The council discussed a motion that proposed that if required savings in the fire budget went beyond £2.25m then the possibility of merging Cornwall Fire Service with Devon and Somerset should be explored.
For Cornwall, though, consolidation was definitely not an option. The council dismissed the motion and the fire service must now consider other savings options.
For years any mention of cross-border mergers for any one of a number of regional services in the Westcountry has seen hands raised in immediate horror. Concern is especially acute when merger talks involved any of the emergency services.
The value of local knowledge – particularly in remote rural areas – is immense.
Fire services have “form” when it comes to consolidation. Devon and Somerset itself came into operation in 2007 – a merger of Devon Fire and Rescue Service and Somerset Fire and Rescue Service.
Devon was the result of previous amalgamation in 1973 when Exeter City Brigade, Plymouth City Brigade and Devon County Brigade were united as one.
But in 2010, the Government’s plans to ‘regionalise’ fire control centres were scrapped after an estimated £500 million loss. The plans would have seen local emergency fire control rooms closed and replaced with one regional call centre.
And earlier this year Avon Fire and Rescue Authority considered and rejected a merger with Devon and Somerset.
The Fire Brigades Union warned yesterday that consolidation would threaten public safety.
“It would almost certainly lead to ... a loss of local knowledge when responding to fires, which can be the difference between life and death,” the FBU said.
Today’s technology, such as satellite navigation, has reduced some of the need for local call centres and direct knowledge so considering merger – inthe face
of such demanding cost expectations – was understandable. The important thing, for the vast majority of people, is that frontline services are maintained. Consolidation or merger is now firmly off the menu,
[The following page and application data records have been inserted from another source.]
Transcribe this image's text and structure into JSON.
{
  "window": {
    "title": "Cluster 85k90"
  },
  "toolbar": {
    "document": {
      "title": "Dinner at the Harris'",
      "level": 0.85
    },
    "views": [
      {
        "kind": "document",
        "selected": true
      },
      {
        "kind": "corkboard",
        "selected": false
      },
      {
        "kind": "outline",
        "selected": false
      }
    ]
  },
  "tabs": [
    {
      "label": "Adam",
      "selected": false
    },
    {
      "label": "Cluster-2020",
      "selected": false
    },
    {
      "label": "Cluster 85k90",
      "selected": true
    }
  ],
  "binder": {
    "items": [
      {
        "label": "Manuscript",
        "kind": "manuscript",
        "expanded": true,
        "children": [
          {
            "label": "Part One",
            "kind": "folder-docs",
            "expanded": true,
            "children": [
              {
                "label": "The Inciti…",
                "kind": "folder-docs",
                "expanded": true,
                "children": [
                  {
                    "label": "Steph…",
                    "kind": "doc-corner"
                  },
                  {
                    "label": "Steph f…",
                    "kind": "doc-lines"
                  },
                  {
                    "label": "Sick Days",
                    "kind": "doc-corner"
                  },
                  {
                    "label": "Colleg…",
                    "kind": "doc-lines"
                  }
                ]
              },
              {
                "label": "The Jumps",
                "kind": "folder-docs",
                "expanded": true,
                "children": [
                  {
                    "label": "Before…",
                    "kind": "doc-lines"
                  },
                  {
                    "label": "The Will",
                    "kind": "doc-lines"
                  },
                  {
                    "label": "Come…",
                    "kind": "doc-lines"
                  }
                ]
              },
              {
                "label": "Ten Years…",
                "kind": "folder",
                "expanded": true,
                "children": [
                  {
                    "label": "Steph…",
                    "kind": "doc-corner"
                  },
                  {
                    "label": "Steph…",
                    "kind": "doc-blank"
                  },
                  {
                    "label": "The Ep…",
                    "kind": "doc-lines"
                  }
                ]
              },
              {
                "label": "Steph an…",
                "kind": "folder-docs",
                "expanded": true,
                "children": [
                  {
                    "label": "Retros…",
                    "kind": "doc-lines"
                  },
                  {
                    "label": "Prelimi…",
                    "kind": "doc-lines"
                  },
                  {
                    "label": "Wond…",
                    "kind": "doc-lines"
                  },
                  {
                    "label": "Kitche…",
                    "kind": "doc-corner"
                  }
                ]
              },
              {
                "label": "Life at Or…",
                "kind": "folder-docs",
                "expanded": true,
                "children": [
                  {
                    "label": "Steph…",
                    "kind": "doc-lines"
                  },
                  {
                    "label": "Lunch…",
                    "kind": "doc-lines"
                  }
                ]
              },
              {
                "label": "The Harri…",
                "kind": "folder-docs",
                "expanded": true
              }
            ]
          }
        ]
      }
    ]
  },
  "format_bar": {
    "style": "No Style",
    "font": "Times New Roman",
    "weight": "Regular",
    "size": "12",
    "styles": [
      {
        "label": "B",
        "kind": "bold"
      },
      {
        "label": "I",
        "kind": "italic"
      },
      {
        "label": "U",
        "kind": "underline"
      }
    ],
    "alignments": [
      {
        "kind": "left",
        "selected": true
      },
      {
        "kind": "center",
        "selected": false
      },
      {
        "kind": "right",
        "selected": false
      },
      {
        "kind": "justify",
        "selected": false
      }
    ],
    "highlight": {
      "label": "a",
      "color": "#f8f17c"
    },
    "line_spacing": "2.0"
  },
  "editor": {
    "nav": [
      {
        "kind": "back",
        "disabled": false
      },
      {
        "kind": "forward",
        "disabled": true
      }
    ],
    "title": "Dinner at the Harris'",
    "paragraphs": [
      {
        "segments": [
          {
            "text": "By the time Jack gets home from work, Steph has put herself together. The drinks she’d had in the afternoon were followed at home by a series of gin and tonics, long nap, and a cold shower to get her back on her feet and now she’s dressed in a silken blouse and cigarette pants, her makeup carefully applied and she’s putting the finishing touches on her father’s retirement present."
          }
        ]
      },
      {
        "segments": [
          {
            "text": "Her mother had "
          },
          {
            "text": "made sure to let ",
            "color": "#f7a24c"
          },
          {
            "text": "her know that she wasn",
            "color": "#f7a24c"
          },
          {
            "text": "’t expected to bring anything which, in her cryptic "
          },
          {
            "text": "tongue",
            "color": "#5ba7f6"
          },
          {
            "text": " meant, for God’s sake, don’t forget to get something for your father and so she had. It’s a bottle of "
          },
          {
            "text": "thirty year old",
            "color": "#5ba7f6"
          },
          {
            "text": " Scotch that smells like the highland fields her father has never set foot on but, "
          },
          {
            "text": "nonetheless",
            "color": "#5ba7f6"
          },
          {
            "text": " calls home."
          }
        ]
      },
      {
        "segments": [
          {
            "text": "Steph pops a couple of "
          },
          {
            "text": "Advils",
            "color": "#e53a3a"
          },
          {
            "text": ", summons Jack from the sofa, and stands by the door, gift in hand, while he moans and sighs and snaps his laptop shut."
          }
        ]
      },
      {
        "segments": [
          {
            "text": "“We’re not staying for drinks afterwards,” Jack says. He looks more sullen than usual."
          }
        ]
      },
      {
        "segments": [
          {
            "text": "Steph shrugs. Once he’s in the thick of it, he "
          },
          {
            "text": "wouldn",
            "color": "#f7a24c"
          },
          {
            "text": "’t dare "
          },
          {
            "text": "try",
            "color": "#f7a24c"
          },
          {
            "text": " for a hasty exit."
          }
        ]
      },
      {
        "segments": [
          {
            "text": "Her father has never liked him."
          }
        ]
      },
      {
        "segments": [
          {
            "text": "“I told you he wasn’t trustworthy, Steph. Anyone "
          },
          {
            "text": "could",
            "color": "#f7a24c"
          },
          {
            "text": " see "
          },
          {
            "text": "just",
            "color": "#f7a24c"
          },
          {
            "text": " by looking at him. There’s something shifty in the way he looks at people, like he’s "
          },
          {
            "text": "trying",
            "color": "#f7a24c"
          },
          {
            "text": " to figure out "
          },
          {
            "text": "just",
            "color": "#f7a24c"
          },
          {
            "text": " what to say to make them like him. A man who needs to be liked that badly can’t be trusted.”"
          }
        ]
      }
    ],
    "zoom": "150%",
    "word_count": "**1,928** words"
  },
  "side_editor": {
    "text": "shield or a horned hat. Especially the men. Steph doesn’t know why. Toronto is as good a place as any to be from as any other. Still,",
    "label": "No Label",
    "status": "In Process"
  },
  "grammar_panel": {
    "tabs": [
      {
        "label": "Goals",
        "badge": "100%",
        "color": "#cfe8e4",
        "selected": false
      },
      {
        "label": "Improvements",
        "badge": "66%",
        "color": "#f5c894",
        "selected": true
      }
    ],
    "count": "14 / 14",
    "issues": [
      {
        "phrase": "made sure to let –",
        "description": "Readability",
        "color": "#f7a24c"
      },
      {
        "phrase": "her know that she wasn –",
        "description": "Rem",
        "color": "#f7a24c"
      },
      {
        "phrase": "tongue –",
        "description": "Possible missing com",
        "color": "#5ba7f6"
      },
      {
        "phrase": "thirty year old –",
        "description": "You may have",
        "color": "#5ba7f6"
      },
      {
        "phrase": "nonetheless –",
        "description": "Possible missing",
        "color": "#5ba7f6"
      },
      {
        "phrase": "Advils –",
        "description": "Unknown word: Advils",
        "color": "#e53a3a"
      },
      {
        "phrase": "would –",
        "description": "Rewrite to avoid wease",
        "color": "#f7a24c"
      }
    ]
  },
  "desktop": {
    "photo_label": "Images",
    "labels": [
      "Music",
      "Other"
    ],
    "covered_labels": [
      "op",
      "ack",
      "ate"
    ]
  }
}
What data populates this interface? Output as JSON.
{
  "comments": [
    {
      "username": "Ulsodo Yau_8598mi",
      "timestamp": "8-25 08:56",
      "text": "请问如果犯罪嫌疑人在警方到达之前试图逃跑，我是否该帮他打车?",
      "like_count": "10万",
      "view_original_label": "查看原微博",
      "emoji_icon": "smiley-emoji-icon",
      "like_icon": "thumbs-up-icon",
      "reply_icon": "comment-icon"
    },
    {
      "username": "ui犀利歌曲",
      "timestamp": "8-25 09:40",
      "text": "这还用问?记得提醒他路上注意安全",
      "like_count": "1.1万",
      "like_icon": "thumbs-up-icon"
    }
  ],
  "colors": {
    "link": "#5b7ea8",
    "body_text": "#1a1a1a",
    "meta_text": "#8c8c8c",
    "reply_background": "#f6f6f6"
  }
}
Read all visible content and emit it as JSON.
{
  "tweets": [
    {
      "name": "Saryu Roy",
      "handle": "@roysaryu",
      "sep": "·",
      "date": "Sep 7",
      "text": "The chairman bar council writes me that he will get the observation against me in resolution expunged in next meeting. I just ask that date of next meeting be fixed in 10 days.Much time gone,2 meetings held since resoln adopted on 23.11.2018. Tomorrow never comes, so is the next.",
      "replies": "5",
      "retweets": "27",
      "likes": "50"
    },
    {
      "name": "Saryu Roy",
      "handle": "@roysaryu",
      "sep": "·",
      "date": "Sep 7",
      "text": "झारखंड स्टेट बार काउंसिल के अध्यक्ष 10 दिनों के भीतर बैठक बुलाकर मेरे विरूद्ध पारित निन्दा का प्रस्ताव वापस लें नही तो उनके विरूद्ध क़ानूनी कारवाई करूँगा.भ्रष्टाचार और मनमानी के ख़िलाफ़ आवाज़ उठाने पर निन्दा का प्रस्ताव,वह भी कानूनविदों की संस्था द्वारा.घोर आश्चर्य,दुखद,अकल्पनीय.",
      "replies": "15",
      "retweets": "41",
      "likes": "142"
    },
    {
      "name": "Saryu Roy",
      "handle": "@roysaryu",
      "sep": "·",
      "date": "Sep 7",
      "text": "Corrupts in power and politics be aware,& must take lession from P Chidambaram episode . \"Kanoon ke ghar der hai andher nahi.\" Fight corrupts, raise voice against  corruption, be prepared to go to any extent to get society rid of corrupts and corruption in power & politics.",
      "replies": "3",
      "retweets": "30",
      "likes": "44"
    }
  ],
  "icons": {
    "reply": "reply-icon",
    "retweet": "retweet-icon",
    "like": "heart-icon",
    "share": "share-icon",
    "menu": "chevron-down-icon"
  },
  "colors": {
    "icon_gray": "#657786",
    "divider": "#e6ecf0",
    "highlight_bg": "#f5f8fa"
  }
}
so the challenge for the fire service will be meeting its savings targets while maintaining local services.